Away from the field, he was cordial to fans, including those who somehow took pleasure in telling him how much they enjoyed screaming insults at him from the left-field stands. For the most part, he shunned the press, but could not keep them from reporting on the tremendous good he did, away from the spotlight, in support of the Jimmy Fund to combat cancer in children and in visiting sick and crippled kids in hospitals around the country. One could spend days researching and recounting the man’s generosity to his friends and his selfless dedication to charitable causes, but it would be hard to improve on this tribute on the Jimmy Fund website:

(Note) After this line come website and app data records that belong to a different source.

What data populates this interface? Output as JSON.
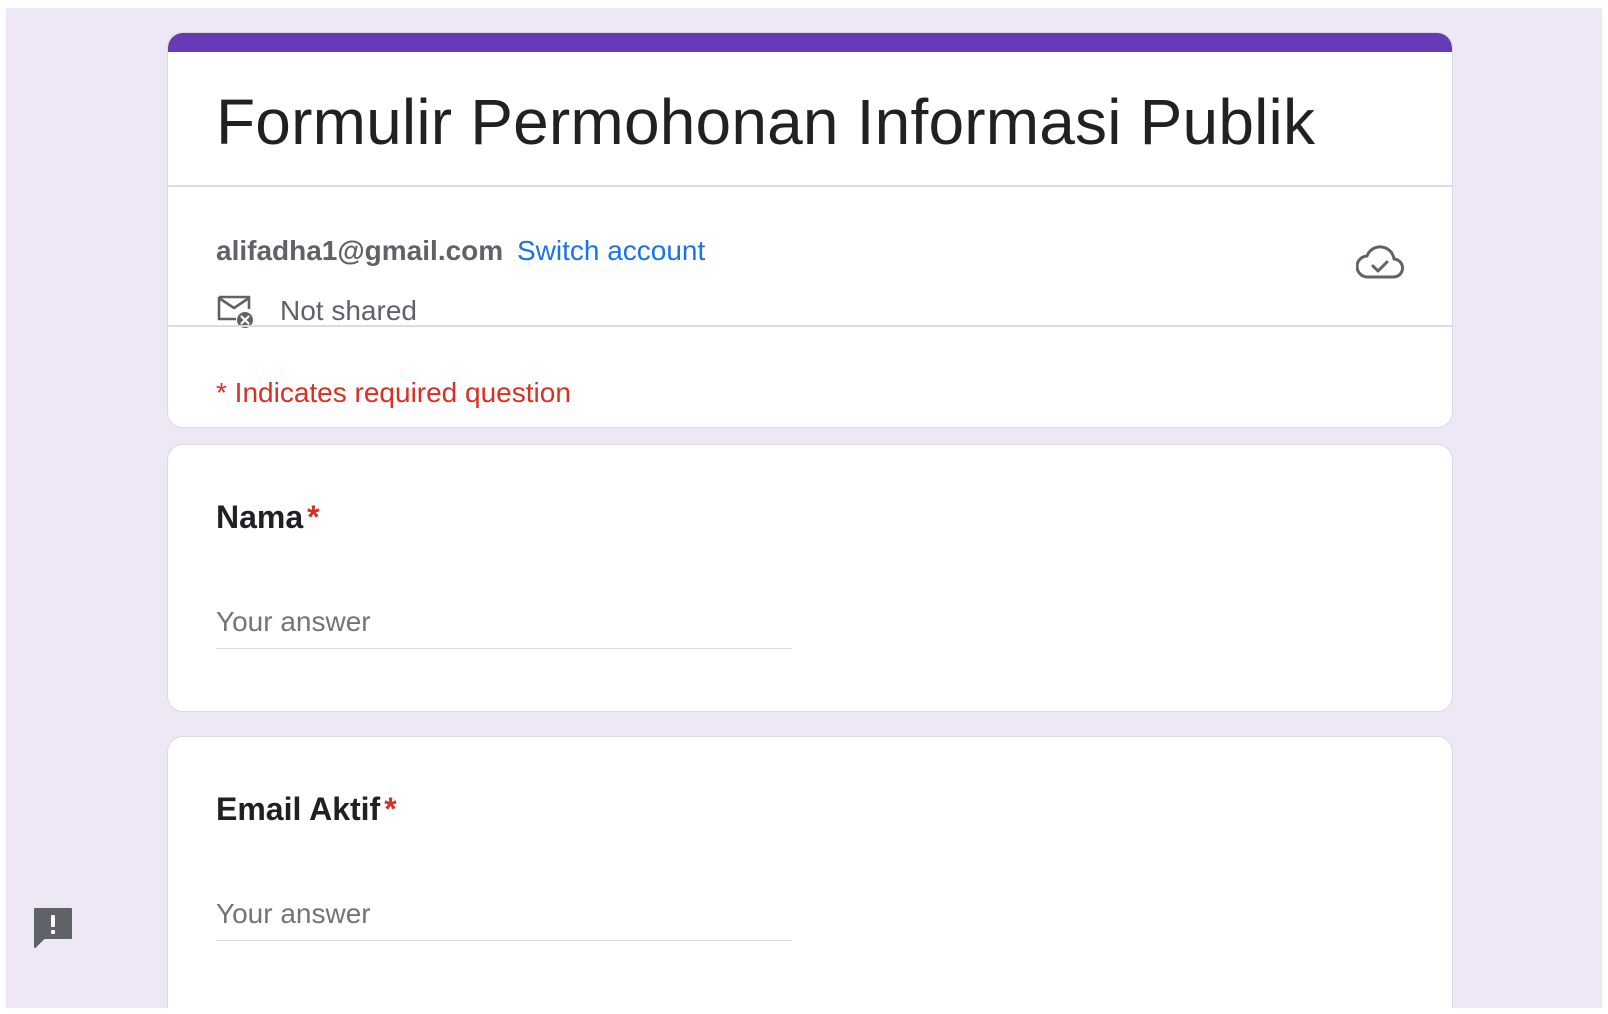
{
  "form": {
    "title": "Formulir Permohonan Informasi Publik",
    "account_email": "alifadha1@gmail.com",
    "switch_account_label": "Switch account",
    "shared_status": "Not shared",
    "required_note": "* Indicates required question"
  },
  "questions": [
    {
      "label": "Nama",
      "required_mark": "*",
      "placeholder": "Your answer",
      "value": ""
    },
    {
      "label": "Email Aktif",
      "required_mark": "*",
      "placeholder": "Your answer",
      "value": ""
    }
  ],
  "icons": {
    "cloud": "cloud-check-icon",
    "mail": "mail-not-shared-icon",
    "feedback": "report-feedback-icon"
  },
  "colors": {
    "accent": "#673ab7",
    "background": "#ede7f6",
    "link": "#1a73e8",
    "required": "#d93025"
  }
}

He would go anywhere, and do anything, in the name of The Jimmy Fund — as long as there were no cameras to record his selfless deeds. Over the years Ted has personally raised millions of dollars for this charity. Today there is a permanent Williams exhibit at the Dana Farber Cancer Institute and members of the “406 Club’’ (named in honor of Ted’s .400 season) have raised more than $2 million for cancer research in Williams’s name.

Thirty-one years after his final game, in a ceremony at Fenway Park commemorating the 50 years since he had batted over .400, Williams, now age 73, pulled a Red Sox cap out of his back pocket, put it on his head and then in one grand gesture, tipped it to the baseball fans in Boston, New England, and the world. He might also have tipped it to the brave men with whom he had served in World War II and those whom he fought both with and against in Korea.

The gallant warrior who had fought so many battles and stirred so many passions left the large baseball spotlight with a sincere and moving gesture of peace and good will. He continued to offer his accumulated wisdom and unequivocal judgments to the world until his death in July of 2002, less than two months shy of his 84th birthday. He and we were lucky he lived so long. We are lucky as well that he returned safely to the game he loved after having fought so brilliantly and with such dedication for the country he loved. John Glenn, the first American to orbit the Earth, a U.S. Senator from Ohio, and a Marine pilot who served with Williams in Korea, had only the highest praise for his distinguished Marine Corps teammate.

“He did a helluva good job. Ted only batted .406 for the Red Sox. He batted a thousand for the Marine Corps and the United States.”

— Photo: AP Images